The District’s largest health-care contractor had about $4 million in questionable financial transactions last year that went unreported to regulators until recently, District officials said Thursday.

The disclosures concerning Char­tered Health Plan were made at a D.C. Council hearing on the city’s recent takeover of the company, which billed the District $358 million last year to manage the care of about 110,000 low-income residents. Chartered is owned by Jeffrey E. Thompson, a businessman who has been implicated in financing a “shadow campaign” for Mayor Vincent C. Gray (D) and is the subject of a federal campaign finance investigation

Wayne Turnage, director of the Department of Health Care Finance, said Chartered executives told him at a meeting this month that the company had booked $3 million in “unsourced” receivables while transferring about $1 million out of the company.

“The benign interpretation would be that somebody recorded $3 million in revenue but . . . neglected to indicate the source of the revenues,” Turnage said. “A malignant interpretation would be that somebody recorded $3 million . . . to overstate revenues because they had no source.”

The destination of the missing $1 million was unclear. Executives with Chartered “simply said a million dollars was moved out of the company without approval” from regulators, Turnage said.

Brendan V. Sullivan Jr., Thompson’s attorney, has declined to comment, citing a policy of not discussing ongoing investigations.

D.C. Insurance Commissioner William P. White, who now controls the company, said an audit is underway and is expected to be completed “in very, very short order” — perhaps by month’s end.

Even without the financial irregularities, he said, the company’s financial condition was perilous enough that regulators began keeping close tabs on it in the spring. Financial statements submitted to regulators show that Chartered’s assets dipped dramatically after a $15 million operating loss in 2011, falling to $1.4 million from $17 million the previous year and triggering concerns about the company’s financial health.

But Chartered, which is paid a monthly per-member fee to manage enrollees and reimburse their caregivers, remains the dominant player in the market, with a relatively extensive provider network and a well-known name among residents.

Turnage said Chartered is free to bid on a new contract while it is under city control. But he said he would not award a contract to a firm in that state. “They would have to come out of receivership to win the award,” he said.

That led to pointed questions about whether it was feasible for the company to be sold in time to potentially win a new contract. Turnage said he hoped to make awards shortly after the new year.

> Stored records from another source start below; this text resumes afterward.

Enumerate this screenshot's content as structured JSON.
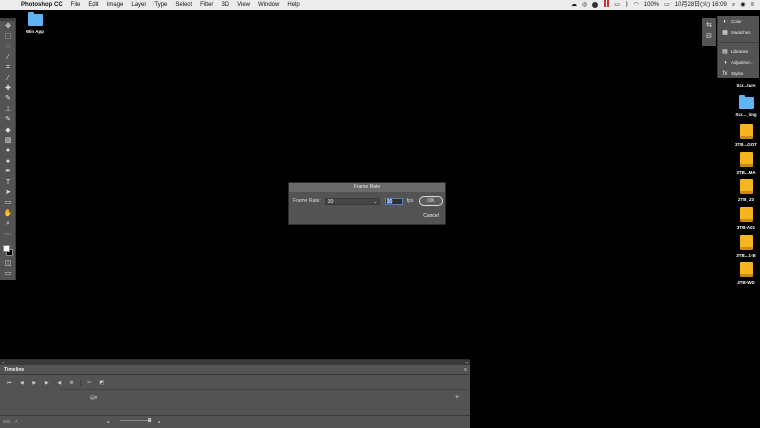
{
  "menubar": {
    "app_name": "Photoshop CC",
    "items": [
      "File",
      "Edit",
      "Image",
      "Layer",
      "Type",
      "Select",
      "Filter",
      "3D",
      "View",
      "Window",
      "Help"
    ],
    "battery": "100%",
    "clock": "10月28日(火)  16:09"
  },
  "desktop": {
    "left_icons": [
      {
        "label": "Win App",
        "icon": "folder-icon"
      }
    ],
    "right_icons": [
      {
        "label": "Scr...ture",
        "icon": "file-icon"
      },
      {
        "label": "Scr..._img",
        "icon": "folder-icon"
      },
      {
        "label": "3TB...GOT",
        "icon": "drive-icon"
      },
      {
        "label": "3TB...MA",
        "icon": "drive-icon"
      },
      {
        "label": "2TB_23",
        "icon": "drive-icon"
      },
      {
        "label": "3TB-A01",
        "icon": "drive-icon"
      },
      {
        "label": "3TB...1-B",
        "icon": "drive-icon"
      },
      {
        "label": "4TB-WD",
        "icon": "drive-icon"
      }
    ]
  },
  "right_panel": {
    "items": [
      {
        "label": "Color",
        "icon": "color-icon"
      },
      {
        "label": "Swatches",
        "icon": "swatches-icon"
      },
      {
        "label": "Libraries",
        "icon": "libraries-icon"
      },
      {
        "label": "Adjustme...",
        "icon": "adjustments-icon"
      },
      {
        "label": "Styles",
        "icon": "styles-icon"
      }
    ]
  },
  "dialog": {
    "title": "Frame Rate",
    "label": "Frame Rate:",
    "select_value": "30",
    "number_value": "30",
    "unit": "fps",
    "ok": "OK",
    "cancel": "Cancel"
  },
  "timeline": {
    "tab": "Timeline",
    "footer_left": "000"
  }
}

Council member Yvette M. Alexander (D-Ward 7) pushed White to complete the audit quickly.

“It seems like that’s preventing the sale of Chartered Health Plan,” she said. “There’s no company that wants to buy another company without knowing their financial status, and there’s no financial status without the audit.”

Alexander and Marion Barry (D-Ward 8) expressed concerns about Chartered’s 160 employees.

But White said there was a “good bit of interest in the company at this point.” He said that AmeriHealth Mercy, a Pennsylvania company that had explored a purchase earlier this year, could still be a buyer.

White hinted that Thompson and AmeriHealth Mercy had been unable to agree on a price. At the hearing, council member David A. Catania (I-At Large) said he had been told that Thompson was seeking “tens of millions of dollars” for the company. White did not disagree: “I have heard he wanted more than someone thought it was worth.” 

The city will hire an investment banker to independently assess the company’s value and evaluate any purchase offers it might receive, White said.

Given the scale of the financial irregularities and the company’s dwindling assets, Chartered could be worthless, Catania suggested. “If that $3 million . . . is fictitious money, then there is no money,” he said to White. “It’s upside down.”

“It’s upside down,” White said.